Quick Index Board Index Home FAQ Site Map
|Sparks flying in Molland's!
Written by Barbara
(10/17/2005 4:31 p.m.)
I was very struck by the language used to describe Anne's and Frederick's feelings upon encountering each other in Molland's. They both know--however it came to pass--that he is free from Louisa, absolutely.
Anne 'starts', feels 'lost', is 'all confusion' and has to 'scold back her senses' from the 'overpowering, blinding, bewildering effects' of the surprise of seeing him. She also feels agitation, pain, pleasure, and between delight nd misery. Very evocative!!
She sees that he is 'struck and confused', he turns red, he seems embarrassed, conscious, and neither comfortable nor at ease.
Certainly there have been other couples who, for better or worse, have been very struck at an unexpected sight of each other: Elizabeth and Mr. Darcy at Pemberley, Marianne seeing Willoughby at the party in London, Emma seeing Mr. Knigtley come through the garden door towards her, having ridden through the rain after his time spent at John and Isabella's. But I really can't think of an encounter that paints a picture like what was going on in Molland's!

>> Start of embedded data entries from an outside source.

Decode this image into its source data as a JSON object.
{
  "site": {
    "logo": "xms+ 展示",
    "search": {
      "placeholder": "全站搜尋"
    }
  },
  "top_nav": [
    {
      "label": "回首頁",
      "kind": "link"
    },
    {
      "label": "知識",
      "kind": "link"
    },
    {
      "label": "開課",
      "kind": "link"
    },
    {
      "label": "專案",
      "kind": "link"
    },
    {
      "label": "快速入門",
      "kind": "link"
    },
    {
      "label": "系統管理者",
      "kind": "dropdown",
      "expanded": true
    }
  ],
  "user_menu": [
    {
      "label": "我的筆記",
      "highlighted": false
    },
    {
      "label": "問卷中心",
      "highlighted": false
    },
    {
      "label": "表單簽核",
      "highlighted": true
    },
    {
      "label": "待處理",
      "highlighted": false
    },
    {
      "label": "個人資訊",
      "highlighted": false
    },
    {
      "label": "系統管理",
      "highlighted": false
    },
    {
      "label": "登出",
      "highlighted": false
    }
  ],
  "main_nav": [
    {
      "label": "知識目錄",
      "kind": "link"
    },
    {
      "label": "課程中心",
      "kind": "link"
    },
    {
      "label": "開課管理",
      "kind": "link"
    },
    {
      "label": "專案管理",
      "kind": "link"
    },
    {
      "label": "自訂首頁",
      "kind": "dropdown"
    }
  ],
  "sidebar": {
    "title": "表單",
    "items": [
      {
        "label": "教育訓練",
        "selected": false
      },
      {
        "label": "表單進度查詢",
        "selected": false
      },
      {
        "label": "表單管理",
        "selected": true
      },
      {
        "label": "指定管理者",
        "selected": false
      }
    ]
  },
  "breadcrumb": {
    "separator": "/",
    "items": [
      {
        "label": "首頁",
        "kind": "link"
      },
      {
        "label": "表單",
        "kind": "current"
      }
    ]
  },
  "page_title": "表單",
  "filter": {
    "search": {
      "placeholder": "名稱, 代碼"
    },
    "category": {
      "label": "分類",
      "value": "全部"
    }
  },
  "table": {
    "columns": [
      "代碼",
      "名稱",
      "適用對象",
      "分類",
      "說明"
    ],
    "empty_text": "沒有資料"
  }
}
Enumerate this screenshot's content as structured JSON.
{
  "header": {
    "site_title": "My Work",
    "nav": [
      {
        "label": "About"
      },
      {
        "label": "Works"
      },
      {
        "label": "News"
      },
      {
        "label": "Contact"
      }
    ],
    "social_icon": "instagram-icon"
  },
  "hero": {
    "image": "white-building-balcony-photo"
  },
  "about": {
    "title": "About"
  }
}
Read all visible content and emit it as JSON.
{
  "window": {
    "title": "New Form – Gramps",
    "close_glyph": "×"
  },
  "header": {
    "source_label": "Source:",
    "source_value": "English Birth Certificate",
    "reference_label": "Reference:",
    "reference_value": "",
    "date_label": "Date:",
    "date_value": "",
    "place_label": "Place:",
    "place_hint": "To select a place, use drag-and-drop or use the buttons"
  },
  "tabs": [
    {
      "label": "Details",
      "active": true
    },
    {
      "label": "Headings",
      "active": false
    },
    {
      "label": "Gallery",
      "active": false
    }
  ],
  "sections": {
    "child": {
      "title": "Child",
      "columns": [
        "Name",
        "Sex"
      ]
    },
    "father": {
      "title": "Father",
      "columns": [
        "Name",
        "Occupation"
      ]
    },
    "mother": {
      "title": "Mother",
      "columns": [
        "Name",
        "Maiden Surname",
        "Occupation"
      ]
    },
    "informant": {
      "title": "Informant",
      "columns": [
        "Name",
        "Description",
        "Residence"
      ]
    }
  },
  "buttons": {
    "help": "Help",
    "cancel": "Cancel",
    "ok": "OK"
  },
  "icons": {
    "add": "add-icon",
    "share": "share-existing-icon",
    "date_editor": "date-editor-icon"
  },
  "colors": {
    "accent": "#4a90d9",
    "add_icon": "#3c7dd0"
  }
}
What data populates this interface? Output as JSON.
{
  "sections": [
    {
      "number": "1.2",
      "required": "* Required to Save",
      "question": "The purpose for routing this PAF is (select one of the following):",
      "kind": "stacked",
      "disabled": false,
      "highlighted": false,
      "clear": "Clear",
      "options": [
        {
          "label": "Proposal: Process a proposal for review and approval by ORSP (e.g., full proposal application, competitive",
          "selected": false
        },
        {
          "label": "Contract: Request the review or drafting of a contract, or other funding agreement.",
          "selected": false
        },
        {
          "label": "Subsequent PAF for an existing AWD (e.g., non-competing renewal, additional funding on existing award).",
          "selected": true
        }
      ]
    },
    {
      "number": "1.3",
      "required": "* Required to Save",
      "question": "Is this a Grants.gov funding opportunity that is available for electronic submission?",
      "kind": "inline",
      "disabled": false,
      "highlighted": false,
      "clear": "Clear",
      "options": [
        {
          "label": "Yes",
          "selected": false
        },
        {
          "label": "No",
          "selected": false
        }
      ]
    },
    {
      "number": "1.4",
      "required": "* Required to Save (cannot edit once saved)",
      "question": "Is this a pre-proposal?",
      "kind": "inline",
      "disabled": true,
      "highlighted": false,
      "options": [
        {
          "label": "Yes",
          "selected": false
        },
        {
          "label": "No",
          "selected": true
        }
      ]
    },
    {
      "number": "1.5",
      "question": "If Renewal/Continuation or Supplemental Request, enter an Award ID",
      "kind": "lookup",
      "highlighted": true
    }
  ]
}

I was thinking, prompted by one of the essays in the NCE (Anne Elliot's Education p. 275) that Anne has to keep learning how to deal with Frederick over and over again.
She had learned, after their broken engagement, to live entirely without him in her life, then relearn how to live in the same circle as him, but estranged with the "cold politeness, his ceremonious grace" that "were worse than any thing", then to learn to affect (and receive from him) "apparent indifference and calmness" towards each other, then to tentatively offer each other non-romantic but still sincerely felt proofs of enduring friendship and respect, and now this.
They are both totally at a loss, both so consicous of all that is not being said between them--it's electric!
Groupread is maintained by Myretta with WebBBS 3.21.